**What the task requires:** Search the records for the string "SiSt", and show each line where it appears.

*** Information given ***

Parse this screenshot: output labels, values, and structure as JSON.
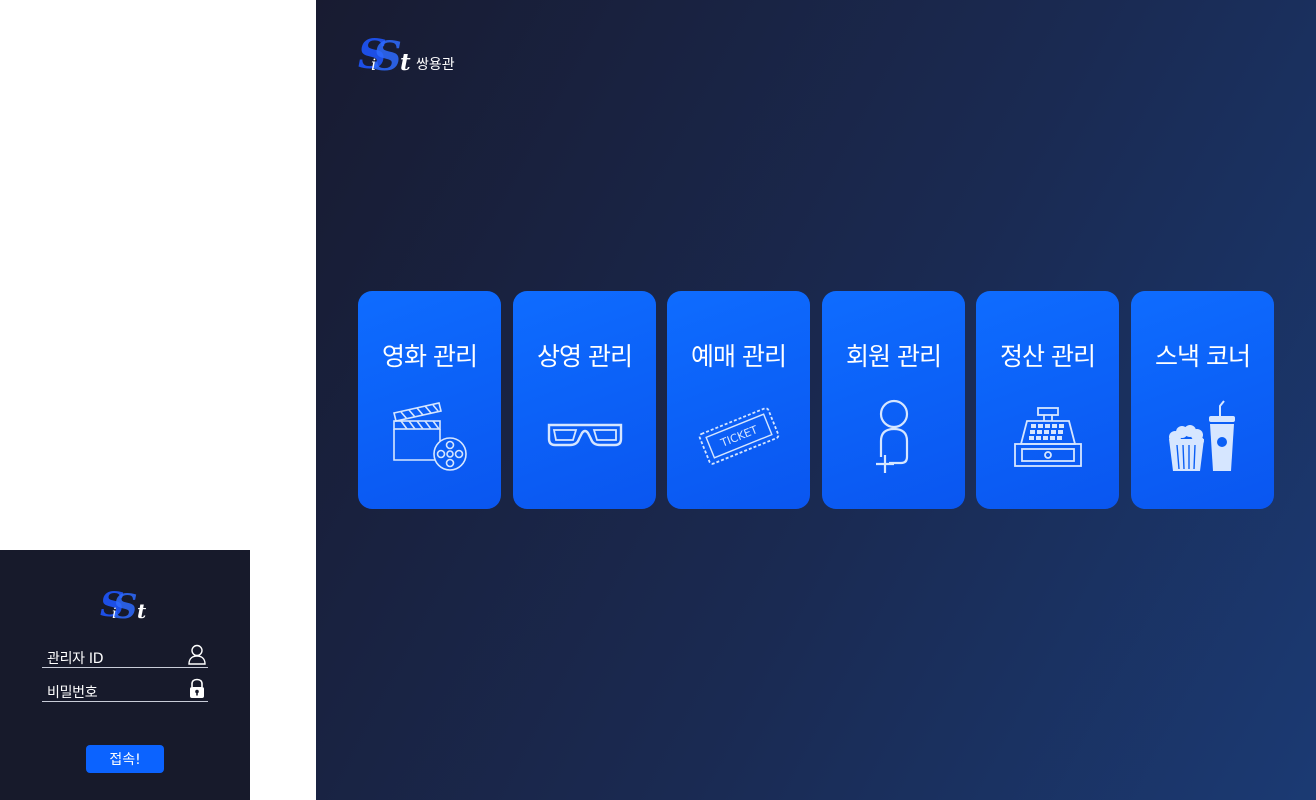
{
  "login": {
    "admin_id_label": "관리자 ID",
    "password_label": "비밀번호",
    "submit_label": "접속!",
    "logo_letters": "SiSt"
  },
  "header": {
    "logo_letters": "SiSt",
    "brand_name": "쌍용관"
  },
  "menu": {
    "items": [
      {
        "label": "영화 관리",
        "icon": "film-clapper-reel-icon"
      },
      {
        "label": "상영 관리",
        "icon": "3d-glasses-icon"
      },
      {
        "label": "예매 관리",
        "icon": "ticket-icon"
      },
      {
        "label": "회원 관리",
        "icon": "add-member-icon"
      },
      {
        "label": "정산 관리",
        "icon": "cash-register-icon"
      },
      {
        "label": "스낵 코너",
        "icon": "popcorn-drink-icon"
      }
    ],
    "ticket_text": "TICKET"
  },
  "colors": {
    "card_blue": "#0b63ff",
    "panel_dark": "#171a2b",
    "icon_stroke": "#d6e6ff"
  }
}
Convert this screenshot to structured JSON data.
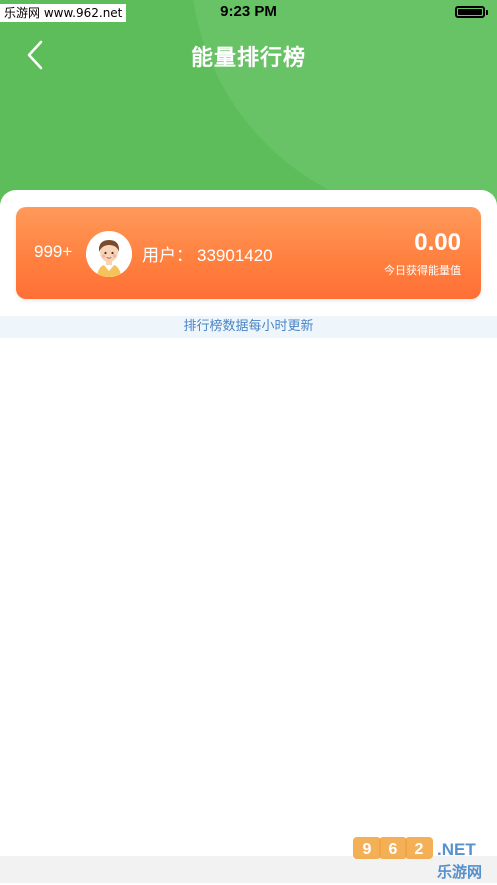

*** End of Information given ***

**Answer section:**
    "logo_letters": "SiSt"
    "logo_letters": "SiSt",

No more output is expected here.